And it’s often hard to get them on the phone at all.

If you want time with the doctor, you have to make an appointment. They have a process for making an appointment. You get an appointment based on their availability. And, for the most part, you expect to pay simply to be seen.

That is how a doctor behaves. That is how any expert should behave.

Another example…

I, like many people, look up all my medical symptoms on the Internet.

A few years ago, I had a very itchy stomach. Which, according to my consultation with Dr. Google, was clearly shingles. Even though I had never had a serious case of chickenpox growing up, and quite possibly never actually got chickenpox, I was still certain that I had shingles. Which you can only get after having chickenpox.

I went to the doctor. They spent some time looking at me, and asking questions. They were patient with my clear arrogance and ignorance.

And then, they delivered the diagnosis produced by their expert process.

The itches were from allergies.

And in this case, their prescription was basic over-the-counter allergy medicine.

If you are the expert, you have a process for diagnosing a problem that you can solve, and you go through that process, deliver the diagnosis, and then make a prescription.

That’s what doctors do, and that’s what you should do.

If that doctor had an in-service attitude and treated me based on my own self diagnosis, it would neither have solved the problem or been in my best interest.

But because they followed their process for diagnose and prescribe, I was fully able to benefit from their own applied expertise in this area.

I could give a laundry list of examples, but it all comes down to this…

If you are the expert, you need to dictate the rules of engagement. This is the exact opposite of the in-service attitude. This is what experts do.

When you do this, you’ll get respect. And, assuming your expertise is worth it, you will get paid a lot more.

Stop taking assignments. Stop having your clients tell you what they need.

Your role is to diagnose, then prescribe. Help them identify and clearly understand the problem that they want to have solved, that you are in a unique position to solve for them based on your expertise. Get clear about what that problem is, and their motivations for solving it.

Then, prescribe a course of action. Lay out the solution. Yes, should be willing to answer questions, and take input. And they will still make the decision as to whether or not they are going to follow your expert prescription. But if they are going to work with you, you need to be the one who prescribes what that looks like.

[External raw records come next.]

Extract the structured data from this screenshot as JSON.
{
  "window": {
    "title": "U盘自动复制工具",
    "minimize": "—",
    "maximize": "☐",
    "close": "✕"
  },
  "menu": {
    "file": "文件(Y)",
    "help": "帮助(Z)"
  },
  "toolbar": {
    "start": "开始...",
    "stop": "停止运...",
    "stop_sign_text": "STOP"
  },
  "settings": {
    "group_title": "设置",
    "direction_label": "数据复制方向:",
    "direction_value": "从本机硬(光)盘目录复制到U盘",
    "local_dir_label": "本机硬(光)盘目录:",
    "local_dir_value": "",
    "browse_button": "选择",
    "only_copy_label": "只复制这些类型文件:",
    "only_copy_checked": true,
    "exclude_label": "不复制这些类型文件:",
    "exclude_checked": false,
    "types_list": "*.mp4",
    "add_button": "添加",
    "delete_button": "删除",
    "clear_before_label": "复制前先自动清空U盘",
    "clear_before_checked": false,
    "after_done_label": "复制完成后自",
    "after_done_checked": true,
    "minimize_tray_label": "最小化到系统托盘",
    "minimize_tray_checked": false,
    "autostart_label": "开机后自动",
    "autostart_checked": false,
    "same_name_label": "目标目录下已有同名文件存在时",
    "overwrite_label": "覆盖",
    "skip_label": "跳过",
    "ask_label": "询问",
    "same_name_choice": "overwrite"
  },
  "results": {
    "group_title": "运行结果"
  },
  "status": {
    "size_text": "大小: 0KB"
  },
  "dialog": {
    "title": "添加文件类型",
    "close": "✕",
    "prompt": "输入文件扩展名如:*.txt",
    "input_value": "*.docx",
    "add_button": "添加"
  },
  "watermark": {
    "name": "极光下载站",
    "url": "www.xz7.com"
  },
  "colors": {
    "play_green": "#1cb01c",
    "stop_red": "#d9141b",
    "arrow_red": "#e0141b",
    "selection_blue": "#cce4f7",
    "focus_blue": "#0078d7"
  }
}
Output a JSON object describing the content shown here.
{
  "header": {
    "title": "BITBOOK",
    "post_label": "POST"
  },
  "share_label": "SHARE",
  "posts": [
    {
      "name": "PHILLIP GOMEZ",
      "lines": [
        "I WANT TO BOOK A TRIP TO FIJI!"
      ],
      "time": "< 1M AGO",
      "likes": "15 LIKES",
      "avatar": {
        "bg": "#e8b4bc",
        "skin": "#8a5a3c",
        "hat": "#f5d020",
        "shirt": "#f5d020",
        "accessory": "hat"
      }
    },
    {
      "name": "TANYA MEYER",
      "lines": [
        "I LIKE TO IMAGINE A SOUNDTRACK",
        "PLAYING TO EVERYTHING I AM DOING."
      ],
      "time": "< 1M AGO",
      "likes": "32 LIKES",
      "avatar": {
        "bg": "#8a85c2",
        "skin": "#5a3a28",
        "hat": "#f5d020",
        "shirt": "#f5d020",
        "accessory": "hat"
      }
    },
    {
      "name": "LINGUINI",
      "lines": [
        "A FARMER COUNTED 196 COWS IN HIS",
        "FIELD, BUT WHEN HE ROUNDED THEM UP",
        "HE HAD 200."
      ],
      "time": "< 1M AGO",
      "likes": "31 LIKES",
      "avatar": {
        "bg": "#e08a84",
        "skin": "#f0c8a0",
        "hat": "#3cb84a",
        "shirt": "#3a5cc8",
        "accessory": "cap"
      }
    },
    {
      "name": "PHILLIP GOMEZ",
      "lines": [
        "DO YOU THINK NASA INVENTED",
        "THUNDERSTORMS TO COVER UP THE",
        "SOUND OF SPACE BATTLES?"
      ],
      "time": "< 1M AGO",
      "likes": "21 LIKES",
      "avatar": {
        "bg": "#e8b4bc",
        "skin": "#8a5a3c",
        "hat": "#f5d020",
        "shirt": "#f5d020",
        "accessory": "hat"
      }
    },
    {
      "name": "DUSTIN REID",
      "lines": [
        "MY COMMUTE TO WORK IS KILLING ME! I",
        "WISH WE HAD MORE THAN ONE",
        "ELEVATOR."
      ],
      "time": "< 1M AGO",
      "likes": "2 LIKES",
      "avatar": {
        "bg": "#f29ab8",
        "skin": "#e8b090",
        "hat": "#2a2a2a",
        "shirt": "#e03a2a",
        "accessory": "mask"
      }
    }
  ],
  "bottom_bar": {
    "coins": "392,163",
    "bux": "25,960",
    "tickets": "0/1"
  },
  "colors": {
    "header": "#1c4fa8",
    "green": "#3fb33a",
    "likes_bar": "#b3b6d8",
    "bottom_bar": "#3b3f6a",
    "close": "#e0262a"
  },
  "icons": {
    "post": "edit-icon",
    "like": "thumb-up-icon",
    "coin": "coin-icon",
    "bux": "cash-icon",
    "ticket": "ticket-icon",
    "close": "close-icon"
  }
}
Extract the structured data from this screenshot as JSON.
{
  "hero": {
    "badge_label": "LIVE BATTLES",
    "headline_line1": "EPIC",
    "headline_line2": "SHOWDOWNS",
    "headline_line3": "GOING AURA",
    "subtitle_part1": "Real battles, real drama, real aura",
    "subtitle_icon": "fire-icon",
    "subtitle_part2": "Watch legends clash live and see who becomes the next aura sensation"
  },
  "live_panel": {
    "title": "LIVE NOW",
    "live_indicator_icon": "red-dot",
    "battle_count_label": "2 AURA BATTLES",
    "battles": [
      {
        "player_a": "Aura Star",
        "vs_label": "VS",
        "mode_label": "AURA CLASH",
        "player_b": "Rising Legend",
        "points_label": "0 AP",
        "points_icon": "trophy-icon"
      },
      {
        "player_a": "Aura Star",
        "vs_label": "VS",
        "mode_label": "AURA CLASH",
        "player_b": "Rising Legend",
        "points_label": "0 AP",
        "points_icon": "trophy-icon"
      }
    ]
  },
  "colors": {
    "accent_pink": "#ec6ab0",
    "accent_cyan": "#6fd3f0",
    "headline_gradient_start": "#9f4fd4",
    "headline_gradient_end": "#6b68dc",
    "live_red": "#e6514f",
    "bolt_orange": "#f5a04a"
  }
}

This is a critical part of The Client-Getting Blueprint…

Imagine that doctor’s office.  They have an entire process in place to bring new patients in the door.  They have a process that ensures the patient goes through an effective diagnosis and prescription process to solve their medical problem.

If you don’t have this in place, it doesn’t matter how many people know about you.  It doesn’t matter how many potential clients reach out.

You have to have this process in place, to establish your expertise, make that powerful first impression, and set up the rest of the relationship.

The webinar is in two days — on Thursday.  It’s for BTMSinsiders members only.

Click here to learn more and to sign up.

Yours for bigger breakthroughs,

Roy Furr